#### [WORK ITEM]
An exact copy of every entry is needed, with the images left out.
EXERCISE INPUTS below:
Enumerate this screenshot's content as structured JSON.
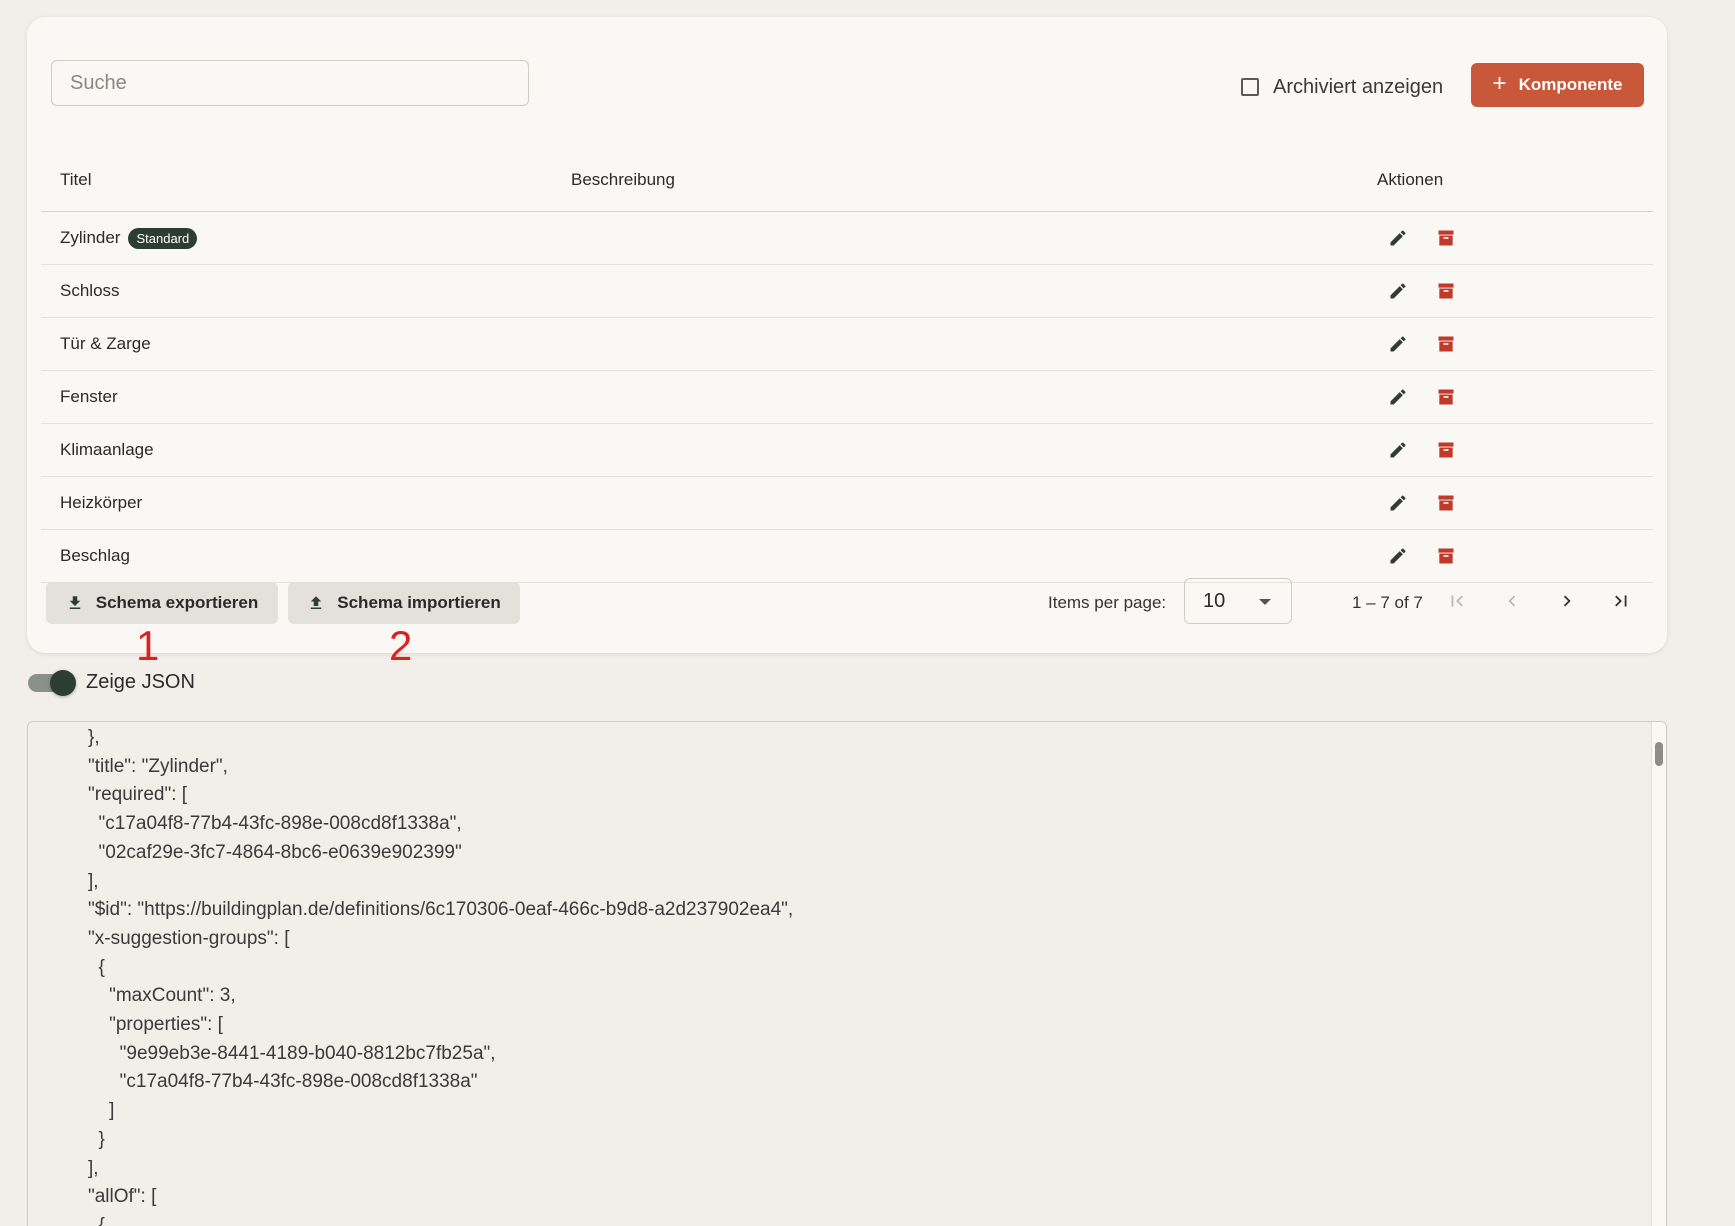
{
  "search": {
    "placeholder": "Suche"
  },
  "toolbar": {
    "show_archived_label": "Archiviert anzeigen",
    "add_label": "Komponente"
  },
  "table": {
    "headers": {
      "title": "Titel",
      "description": "Beschreibung",
      "actions": "Aktionen"
    },
    "rows": [
      {
        "title": "Zylinder",
        "badge": "Standard",
        "description": ""
      },
      {
        "title": "Schloss",
        "description": ""
      },
      {
        "title": "Tür & Zarge",
        "description": ""
      },
      {
        "title": "Fenster",
        "description": ""
      },
      {
        "title": "Klimaanlage",
        "description": ""
      },
      {
        "title": "Heizkörper",
        "description": ""
      },
      {
        "title": "Beschlag",
        "description": ""
      }
    ]
  },
  "footer": {
    "export_label": "Schema exportieren",
    "import_label": "Schema importieren",
    "annotation_1": "1",
    "annotation_2": "2",
    "items_per_page_label": "Items per page:",
    "items_per_page_value": "10",
    "range": "1 – 7 of 7"
  },
  "json_toggle": {
    "label": "Zeige JSON",
    "on": true
  },
  "json_view": {
    "text": "},\n\"title\": \"Zylinder\",\n\"required\": [\n  \"c17a04f8-77b4-43fc-898e-008cd8f1338a\",\n  \"02caf29e-3fc7-4864-8bc6-e0639e902399\"\n],\n\"$id\": \"https://buildingplan.de/definitions/6c170306-0eaf-466c-b9d8-a2d237902ea4\",\n\"x-suggestion-groups\": [\n  {\n    \"maxCount\": 3,\n    \"properties\": [\n      \"9e99eb3e-8441-4189-b040-8812bc7fb25a\",\n      \"c17a04f8-77b4-43fc-898e-008cd8f1338a\"\n    ]\n  }\n],\n\"allOf\": [\n  {"
  },
  "colors": {
    "accent": "#c9573a",
    "archive_icon": "#c0392b",
    "badge_bg": "#2e3d33",
    "background": "#f2efea",
    "card": "#faf8f5"
  },
  "icons": {
    "edit": "pencil-icon",
    "archive": "archive-icon",
    "download": "download-icon",
    "upload": "upload-icon"
  }
}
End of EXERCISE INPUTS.
#### [THE COMPLETED TASK]
Enumerate this screenshot's content as structured JSON.
{
  "search": {
    "placeholder": "Suche"
  },
  "toolbar": {
    "show_archived_label": "Archiviert anzeigen",
    "add_label": "Komponente"
  },
  "table": {
    "headers": {
      "title": "Titel",
      "description": "Beschreibung",
      "actions": "Aktionen"
    },
    "rows": [
      {
        "title": "Zylinder",
        "badge": "Standard",
        "description": ""
      },
      {
        "title": "Schloss",
        "description": ""
      },
      {
        "title": "Tür & Zarge",
        "description": ""
      },
      {
        "title": "Fenster",
        "description": ""
      },
      {
        "title": "Klimaanlage",
        "description": ""
      },
      {
        "title": "Heizkörper",
        "description": ""
      },
      {
        "title": "Beschlag",
        "description": ""
      }
    ]
  },
  "footer": {
    "export_label": "Schema exportieren",
    "import_label": "Schema importieren",
    "annotation_1": "1",
    "annotation_2": "2",
    "items_per_page_label": "Items per page:",
    "items_per_page_value": "10",
    "range": "1 – 7 of 7"
  },
  "json_toggle": {
    "label": "Zeige JSON",
    "on": true
  },
  "json_view": {
    "text": "},\n\"title\": \"Zylinder\",\n\"required\": [\n  \"c17a04f8-77b4-43fc-898e-008cd8f1338a\",\n  \"02caf29e-3fc7-4864-8bc6-e0639e902399\"\n],\n\"$id\": \"https://buildingplan.de/definitions/6c170306-0eaf-466c-b9d8-a2d237902ea4\",\n\"x-suggestion-groups\": [\n  {\n    \"maxCount\": 3,\n    \"properties\": [\n      \"9e99eb3e-8441-4189-b040-8812bc7fb25a\",\n      \"c17a04f8-77b4-43fc-898e-008cd8f1338a\"\n    ]\n  }\n],\n\"allOf\": [\n  {"
  },
  "colors": {
    "accent": "#c9573a",
    "archive_icon": "#c0392b",
    "badge_bg": "#2e3d33",
    "background": "#f2efea",
    "card": "#faf8f5"
  },
  "icons": {
    "edit": "pencil-icon",
    "archive": "archive-icon",
    "download": "download-icon",
    "upload": "upload-icon"
  }
}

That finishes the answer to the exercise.